Well, it doesn’t HAVE to be perfect, though it does if you have any intention of succeeding in the game’s increasingly difficult levels, each with their own equally daunting challenges – such as high score, pulling of a specific trick into a specific grind or take a particular route through the level. The real star of the show, however, is just how tight it all is. How well refined the controls feel once you start to grasp them. You always know what went wrong, and within seconds you’ve rebooted the map with the same amount of gusto you take into not making the same mistake again… but you will. It’s OK because you’ll keep at it and eventually be granted the intense gratification of having finally pulled it off.
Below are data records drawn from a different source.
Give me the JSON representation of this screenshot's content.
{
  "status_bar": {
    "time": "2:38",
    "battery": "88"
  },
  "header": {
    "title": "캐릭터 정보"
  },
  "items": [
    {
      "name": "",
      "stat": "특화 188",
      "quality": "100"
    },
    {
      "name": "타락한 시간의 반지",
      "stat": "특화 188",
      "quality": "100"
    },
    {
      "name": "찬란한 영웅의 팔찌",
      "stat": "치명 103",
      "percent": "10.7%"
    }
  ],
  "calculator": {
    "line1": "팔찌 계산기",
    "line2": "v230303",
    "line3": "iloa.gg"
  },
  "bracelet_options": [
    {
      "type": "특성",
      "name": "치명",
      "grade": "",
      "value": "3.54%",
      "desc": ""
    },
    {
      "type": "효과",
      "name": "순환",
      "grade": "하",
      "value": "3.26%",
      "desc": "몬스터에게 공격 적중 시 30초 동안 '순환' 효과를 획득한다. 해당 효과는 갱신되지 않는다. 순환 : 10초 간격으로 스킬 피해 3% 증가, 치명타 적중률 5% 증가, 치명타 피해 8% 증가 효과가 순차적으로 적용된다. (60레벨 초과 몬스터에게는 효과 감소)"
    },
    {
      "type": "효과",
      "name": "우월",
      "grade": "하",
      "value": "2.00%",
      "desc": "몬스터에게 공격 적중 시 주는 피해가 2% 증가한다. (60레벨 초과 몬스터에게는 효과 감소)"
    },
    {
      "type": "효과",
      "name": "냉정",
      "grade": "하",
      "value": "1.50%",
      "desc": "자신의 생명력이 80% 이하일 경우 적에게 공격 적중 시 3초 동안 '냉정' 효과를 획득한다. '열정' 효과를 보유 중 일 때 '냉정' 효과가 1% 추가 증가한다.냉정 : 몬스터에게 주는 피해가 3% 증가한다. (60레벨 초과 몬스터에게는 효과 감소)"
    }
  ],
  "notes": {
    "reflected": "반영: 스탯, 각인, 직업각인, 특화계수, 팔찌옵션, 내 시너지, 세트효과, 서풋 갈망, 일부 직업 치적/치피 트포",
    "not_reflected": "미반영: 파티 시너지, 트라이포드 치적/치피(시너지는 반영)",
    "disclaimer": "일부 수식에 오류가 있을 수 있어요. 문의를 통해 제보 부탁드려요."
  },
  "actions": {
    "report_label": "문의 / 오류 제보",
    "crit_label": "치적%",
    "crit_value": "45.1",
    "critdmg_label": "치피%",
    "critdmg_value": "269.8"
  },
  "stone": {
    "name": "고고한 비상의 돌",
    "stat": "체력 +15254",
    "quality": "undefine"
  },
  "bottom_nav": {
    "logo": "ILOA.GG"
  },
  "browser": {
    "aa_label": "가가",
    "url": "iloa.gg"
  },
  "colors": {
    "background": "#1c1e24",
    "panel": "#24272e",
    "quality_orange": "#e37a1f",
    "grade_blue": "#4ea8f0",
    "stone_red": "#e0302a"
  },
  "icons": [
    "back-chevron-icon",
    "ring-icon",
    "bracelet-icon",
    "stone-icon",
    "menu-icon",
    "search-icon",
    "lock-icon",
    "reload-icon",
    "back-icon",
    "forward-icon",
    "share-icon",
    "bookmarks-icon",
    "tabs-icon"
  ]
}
Only to then be crushed because you’ve f’d up on the next bit.
I’d be doing the game a disservice if I didn’t mention that this is all happening very fast. When I unlocked a new level, I found it best to give it a quick run through without attempt anything fancy, just so I could get some idea of what I was going to be expecting before I knuckled down and had a crack at meeting some of its objectives. I must again make a confession. I haven’t finished OlliOlli 2. It’s hard. I mean…really hard. I have every intention of playing this one for a long time to come. There are different zones you arrive at along the course of your career, ranging from movie sets to the streets of LA – or should I say OllA? No? Just me? I’ll get my coat. Naturally, the career is not where the game ends. There’s also spots, where you have the opportunity to get the best possible combo you can on a specific locations. Daily grind, a single daily-refreshing spot that you can practice as many times as you wish, but only have one opportunity to do your thing, at which point your efforts will be put at 1,579,345th place on a leaderboard. Last but not least, Combo-Rush, OlliOlli’s local split screen multiplayer option, where you can set up tournaments from a variety of parameters.
When all’s said and done, OlliOlli 2: Welcome To Olliwood – and I imagine it’s predecessor – is not a game you play. It’s a game you master. There are few who know me who would disagree when I say that games centred around time, precision and the like are right up my alley. Guitar Hero, One Finger Death Punch and Housemarque’s twin stick shmups to name a few. So much so the next thing I’m going to say is damn near prophetic. I love this game. I can’t comment on the first, but if it was half as good as this one, I love that, too. It’s fast, it’s hard, it holds your hand for the bare minimum and then unleashes you on a frustrating nightmare that you won’t be able to stop. One more go, you will say. Hundreds of times. As you rapidly approach the witching hour. Devolver Digital have a keen eye for this stuff, spotting small studios who have a tremendous amount of passion for both the medium and their own efforts. It’s a no brainer. Buy it.
A Steam code for PC was provided by the Devolver Digital PR team for this review. OlliOlli 2: Welcome to Olliwood is available now on PC, Mac, Linux, PS4 and PS Vita.